than one way, it is ambiguous.  See Landwehr v. Landwehr, 380 
N.W.2d 136, 138 (Minn. App. 1985) (ambiguity exists if, "judged 
by its language alone," judgment could reasonably have more than 
one interpretation).  Because ambiguity exists, extrinsic evidence 
may be used to resolve the ambiguity, and we remand for the 
district court to address explicitly the question of whether the 
award to wife of half of husband's pension payments was made as 
part of the property award or as a maintenance award.  See 
Koecher v. Koecher, 374 N.W.2d 542, 546 (Minn. App. 1985) 
(where judgment provision was ambiguous, district court should 
have received extrinsic evidence to interpret the provision (citing 
Stieler, 244 Minn. at 319, 70 N.W.2d at 131)), review denied 
(Minn. Nov. 26, 1985).    
	3.	On this record, we award wife $2,500 for attorney 
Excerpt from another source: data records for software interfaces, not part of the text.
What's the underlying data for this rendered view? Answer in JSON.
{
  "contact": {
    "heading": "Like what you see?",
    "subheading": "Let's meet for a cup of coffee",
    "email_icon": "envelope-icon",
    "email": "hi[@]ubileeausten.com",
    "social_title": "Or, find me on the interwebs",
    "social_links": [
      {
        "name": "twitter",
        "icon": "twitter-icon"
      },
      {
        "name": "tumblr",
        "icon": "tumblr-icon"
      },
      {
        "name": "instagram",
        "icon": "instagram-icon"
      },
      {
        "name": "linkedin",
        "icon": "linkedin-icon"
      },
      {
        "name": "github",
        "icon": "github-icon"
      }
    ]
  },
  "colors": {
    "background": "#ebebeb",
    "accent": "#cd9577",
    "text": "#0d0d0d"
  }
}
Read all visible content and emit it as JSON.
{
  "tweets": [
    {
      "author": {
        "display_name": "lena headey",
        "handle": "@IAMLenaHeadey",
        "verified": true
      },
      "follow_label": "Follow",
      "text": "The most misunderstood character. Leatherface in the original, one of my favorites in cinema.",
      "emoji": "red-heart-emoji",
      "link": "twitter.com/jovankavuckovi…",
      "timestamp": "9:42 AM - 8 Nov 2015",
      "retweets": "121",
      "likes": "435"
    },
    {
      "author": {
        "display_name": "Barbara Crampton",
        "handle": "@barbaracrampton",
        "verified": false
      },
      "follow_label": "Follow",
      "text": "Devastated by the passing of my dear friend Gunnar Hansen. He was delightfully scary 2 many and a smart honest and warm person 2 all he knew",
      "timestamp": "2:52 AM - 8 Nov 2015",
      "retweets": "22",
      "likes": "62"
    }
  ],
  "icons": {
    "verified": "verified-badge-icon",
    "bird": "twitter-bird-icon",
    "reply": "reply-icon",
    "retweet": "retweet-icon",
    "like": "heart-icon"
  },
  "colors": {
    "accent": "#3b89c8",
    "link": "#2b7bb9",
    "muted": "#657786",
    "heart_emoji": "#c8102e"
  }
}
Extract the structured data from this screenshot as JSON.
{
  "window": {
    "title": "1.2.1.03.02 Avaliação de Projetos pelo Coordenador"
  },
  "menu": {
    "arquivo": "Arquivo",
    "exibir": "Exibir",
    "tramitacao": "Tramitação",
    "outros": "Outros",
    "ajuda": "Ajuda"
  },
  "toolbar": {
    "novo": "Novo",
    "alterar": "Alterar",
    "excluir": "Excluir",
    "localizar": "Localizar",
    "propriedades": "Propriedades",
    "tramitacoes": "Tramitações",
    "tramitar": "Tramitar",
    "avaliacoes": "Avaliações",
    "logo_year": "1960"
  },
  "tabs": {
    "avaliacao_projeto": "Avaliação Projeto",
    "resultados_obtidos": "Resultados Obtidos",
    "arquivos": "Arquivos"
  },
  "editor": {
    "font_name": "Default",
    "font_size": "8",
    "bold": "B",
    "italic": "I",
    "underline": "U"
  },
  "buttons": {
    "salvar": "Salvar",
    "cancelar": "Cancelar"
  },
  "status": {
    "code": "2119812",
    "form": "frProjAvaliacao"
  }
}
fees on appeal.    
	4.	Nothing in this opinion is an expression of how the 
district court should decide the case on remand.  
	Remanded and motion granted.

     * Retired judge of the district court, serving as judge of the 
Minnesota Court of Appeals by appointment pursuant to Minn. 
Const. art. VI,  10.
        We reject wife's claim that maintenance may be modified 
because the district court has "inherent power" to do equity in 
family court cases.  The question here is whether the 
district court has the jurisdiction to do the equity to which wife 
claims entitlement.  See Stevens v. Stevens, 501 N.W.2d 634, 
637 (Minn. App. 1993) (district court lacks jurisdiction to 
"convert" a property award to a maintenance award).  The 
cases wife cites to support this aspect of her argument are